Sharing documents has become as easy as sending a link.
While this quickens collaboration and helps employees save time, there’s also a huge problem of oversharing. Accounts that shouldn’t have access to company documents can gain access, leading to a heightened risk of breaches where company data can be exfiltrated.
One of the largest risk vectors we see is when employees create or share company files with their personal email accounts. The problem of personal account sharing is rampant in organizations of all sizes and across industries. And this access can persist for months or even years, without IT teams knowing.
But current and former employees aren’t the only people accessing company data using their personal accounts.
Vendors—whether current or old—and contractors and freelancers can access cloud-based information inadvertently or willfully with their personal accounts.
Companies should be aware of the multiple types of personal accounts, what information they have access to, and their subsequent risks. We’ve outlined the major types of personal accounts below:
Personal Accounts of Current Employees
Employees may share company information with their or other employees’ personal accounts. They can also accidentally create company documents with their personal accounts and then share them with a wider audience within the company.
In some cases, it’s a simple mistake on the part of the employee. Or the intent isn’t malicious. For example, sharing with their own personal account enables the employee to do their work from a personal device or while traveling.
Although most instances are accidental or the result of innocent sharing meant to facilitate work, employees may also share documents with their personal email accounts with the harmful intent of exfiltrating company information. For example, taking customer information or IP for personal gains.
Employee personal accounts can also be used to store credentials for their work accounts. Take, for example, an employee who is signed into Google Chrome through their personal account instead of through their work account. All passwords they use for work get saved to that personal account, making it a vector for potential phishing and ransomware attacks.
Personal Accounts of Former Employees

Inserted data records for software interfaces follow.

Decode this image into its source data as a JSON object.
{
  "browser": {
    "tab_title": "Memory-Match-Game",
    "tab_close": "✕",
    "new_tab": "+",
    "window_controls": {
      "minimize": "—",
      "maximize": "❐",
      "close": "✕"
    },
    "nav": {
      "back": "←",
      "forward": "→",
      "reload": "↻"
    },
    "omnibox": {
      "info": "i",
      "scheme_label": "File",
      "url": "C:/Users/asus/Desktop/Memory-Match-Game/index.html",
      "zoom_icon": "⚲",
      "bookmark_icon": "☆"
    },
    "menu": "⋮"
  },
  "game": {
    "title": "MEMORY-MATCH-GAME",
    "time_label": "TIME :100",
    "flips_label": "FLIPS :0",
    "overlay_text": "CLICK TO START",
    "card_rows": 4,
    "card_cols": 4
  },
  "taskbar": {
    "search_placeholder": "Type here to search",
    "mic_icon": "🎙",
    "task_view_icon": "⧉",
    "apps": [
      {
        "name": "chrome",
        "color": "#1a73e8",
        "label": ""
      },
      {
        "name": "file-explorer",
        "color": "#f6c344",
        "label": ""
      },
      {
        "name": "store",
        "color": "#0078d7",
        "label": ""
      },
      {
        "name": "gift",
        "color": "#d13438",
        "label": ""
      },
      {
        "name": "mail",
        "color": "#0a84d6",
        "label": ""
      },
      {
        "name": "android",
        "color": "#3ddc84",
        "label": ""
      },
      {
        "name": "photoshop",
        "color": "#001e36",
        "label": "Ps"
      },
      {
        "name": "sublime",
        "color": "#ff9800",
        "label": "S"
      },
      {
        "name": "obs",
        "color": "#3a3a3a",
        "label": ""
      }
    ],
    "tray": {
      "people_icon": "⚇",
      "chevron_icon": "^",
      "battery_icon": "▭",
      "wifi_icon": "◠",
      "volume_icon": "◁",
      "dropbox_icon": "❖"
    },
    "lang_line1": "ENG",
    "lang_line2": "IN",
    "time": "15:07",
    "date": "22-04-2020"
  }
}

Typically offboarding processes are designed to remove an outgoing employee’s access to company information by deactivating the employee’s work accounts. However, offboarding processes leave one key risk exposed: outgoing employee access to company information through their personal accounts.
This access can persist for months and even years after an employee has left a company. In rare cases of malicious intent, former employees can use this hidden access to take confidential information.
Personal Accounts of Vendors and Partners
Often, to facilitate collaboration, companies will share documents with external vendors and other partners.
Just like employees, vendors and partners may add their personal accounts or the personal accounts of their coworkers by accident.
They may even receive permission to use their personal accounts because they use different collaboration tools than the organization they are collaborating with. For example, one organization uses Google Workspace as its primary document repository, and its vendor uses OneDrive and doesn’t have a Google Workspace account.
In these types of scenarios, personal accounts can get access to thousands of documents containing confidential information, like detailed financial documents, legal information like agreements, or evidence used in compliance audits.
This type of sharing presents high levels of access risks, especially since vendor and partner personal accounts might not have the same compliance and security standards as the company.
Both current and former vendors and partners may have access to sensitive company information through their personal accounts long after the official contract with them ends.
Personal Accounts of Freelancers and Contractors
Freelancers, contractors, and temporary workers are also permitted access to company information to complete their work. They frequently use personal accounts when they aren’t furnished with company email accounts.
As part of their work, they not only have company documents shared with them. They are also creating a multitude of documents through their personal accounts.
These workers are usually not subject to the same rigorous security training as full-time employees. Additionally, their personal email accounts do not have the same protections set up as the company they are servicing.
Freelancers and contractors often end up leaving or ending their contracts without making sure the ownership of documents has been transferred to someone in the company. Additionally, documents that were shared with their personal accounts are typically not cleaned up as part of offboarding.
Both current and former contractors and other temporary workers can maintain access to company information through their personal accounts for months, or even years.
Other Unauthorized Personal Accounts
For many companies with valuable IP, this scenario happens all the time. Suddenly a random Gmail account requests access to a confidential or executive-owned document. Yet no one knows who the account belongs to, and how exactly they got the document link.
Most of the time it’s not a huge deal. The owner of the document rejects the request. But sometimes the request is approved. And suddenly, a threat actor has access to confidential company information.
Another scenario can exist where an account is breached—whether a personal or work account—and it then shares documents with personal accounts.
While both scenarios are less common than employee or vendor access, these unauthorized personal accounts can pose a higher level of risk since they are owned by malicious actors.
The use of personal accounts to access company information introduces a host of risks to organizations. However, gaining visibility and control over personal account access can be extremely difficult. Powerful admin tools will reduce risk, offering the ability to quickly fix issues and efficiently automate the process. To gain visibility into your company’s risks from personal accounts, visit here.